_Records from a data source_

┏━━

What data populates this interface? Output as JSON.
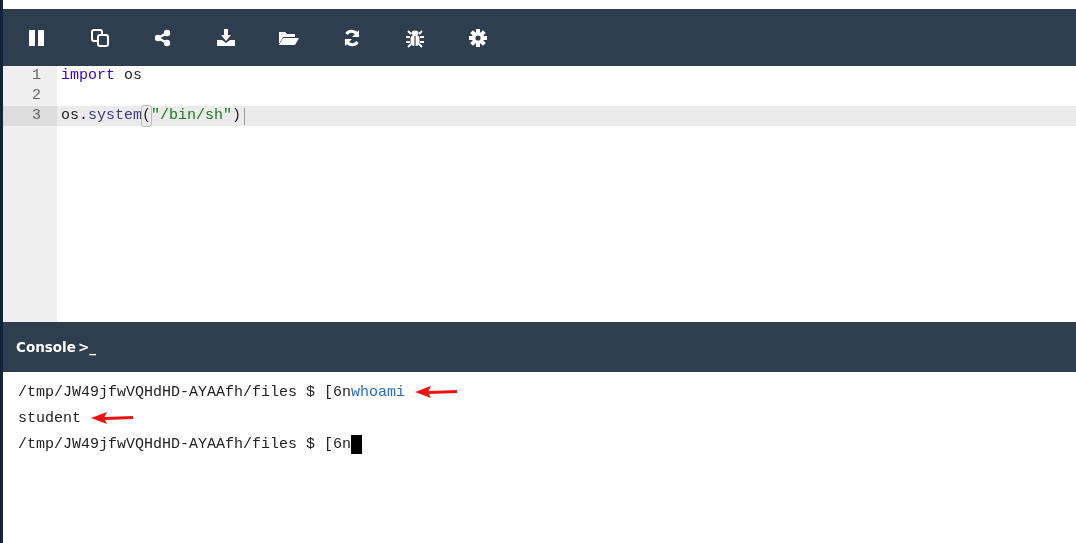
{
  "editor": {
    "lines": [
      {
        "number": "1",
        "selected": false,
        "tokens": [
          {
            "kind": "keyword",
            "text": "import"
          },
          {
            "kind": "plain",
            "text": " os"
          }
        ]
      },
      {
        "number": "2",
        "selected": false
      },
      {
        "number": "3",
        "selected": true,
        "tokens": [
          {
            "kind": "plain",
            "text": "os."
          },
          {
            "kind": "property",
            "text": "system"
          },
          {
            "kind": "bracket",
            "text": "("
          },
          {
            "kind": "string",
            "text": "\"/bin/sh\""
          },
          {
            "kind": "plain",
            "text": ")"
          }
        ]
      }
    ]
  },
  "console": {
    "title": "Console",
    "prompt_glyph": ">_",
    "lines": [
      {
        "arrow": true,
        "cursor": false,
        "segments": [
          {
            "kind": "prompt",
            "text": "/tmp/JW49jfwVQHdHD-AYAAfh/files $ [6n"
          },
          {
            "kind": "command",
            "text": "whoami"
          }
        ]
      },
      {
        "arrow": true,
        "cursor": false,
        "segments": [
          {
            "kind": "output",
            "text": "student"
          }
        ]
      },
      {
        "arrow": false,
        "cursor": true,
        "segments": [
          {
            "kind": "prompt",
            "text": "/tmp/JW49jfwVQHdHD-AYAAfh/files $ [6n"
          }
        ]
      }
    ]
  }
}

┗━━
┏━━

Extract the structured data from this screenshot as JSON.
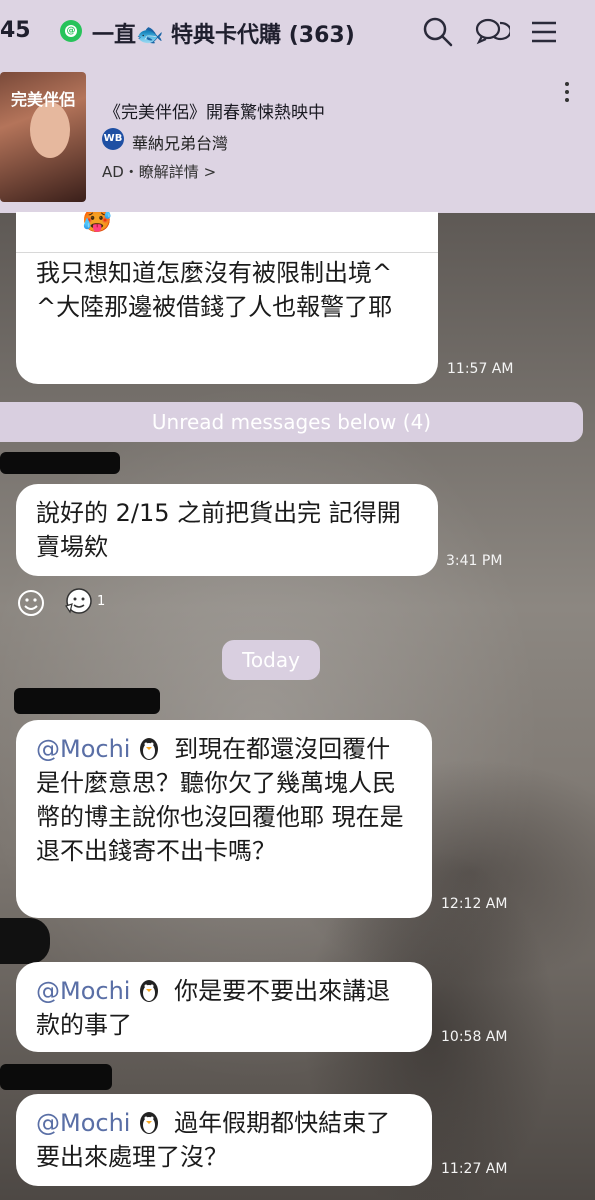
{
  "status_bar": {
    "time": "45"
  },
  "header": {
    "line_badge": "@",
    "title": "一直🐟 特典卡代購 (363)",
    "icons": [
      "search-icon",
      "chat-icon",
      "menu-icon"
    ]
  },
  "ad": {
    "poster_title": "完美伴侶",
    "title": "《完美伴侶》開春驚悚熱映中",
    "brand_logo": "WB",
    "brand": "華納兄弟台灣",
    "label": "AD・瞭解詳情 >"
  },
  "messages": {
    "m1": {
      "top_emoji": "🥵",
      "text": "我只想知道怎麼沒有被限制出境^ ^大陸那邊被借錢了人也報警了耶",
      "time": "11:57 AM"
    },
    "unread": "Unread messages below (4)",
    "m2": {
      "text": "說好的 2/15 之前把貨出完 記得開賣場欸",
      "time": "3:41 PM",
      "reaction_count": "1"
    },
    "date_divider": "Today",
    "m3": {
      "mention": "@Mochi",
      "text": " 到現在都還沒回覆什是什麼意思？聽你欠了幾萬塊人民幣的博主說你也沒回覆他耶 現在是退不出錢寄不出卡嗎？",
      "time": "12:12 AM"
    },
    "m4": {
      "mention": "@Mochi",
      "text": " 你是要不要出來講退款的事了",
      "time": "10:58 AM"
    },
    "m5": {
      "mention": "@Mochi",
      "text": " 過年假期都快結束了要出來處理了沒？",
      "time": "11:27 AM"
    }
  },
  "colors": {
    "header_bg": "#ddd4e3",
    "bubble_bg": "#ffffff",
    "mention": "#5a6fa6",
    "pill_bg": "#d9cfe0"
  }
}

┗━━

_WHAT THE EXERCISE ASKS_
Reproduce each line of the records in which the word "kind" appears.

_WRITTEN ANSWER_
            "kind": "keyword",
            "kind": "plain",
            "kind": "plain",
            "kind": "property",
            "kind": "bracket",
            "kind": "string",
            "kind": "plain",
            "kind": "prompt",
            "kind": "command",
            "kind": "output",
            "kind": "prompt",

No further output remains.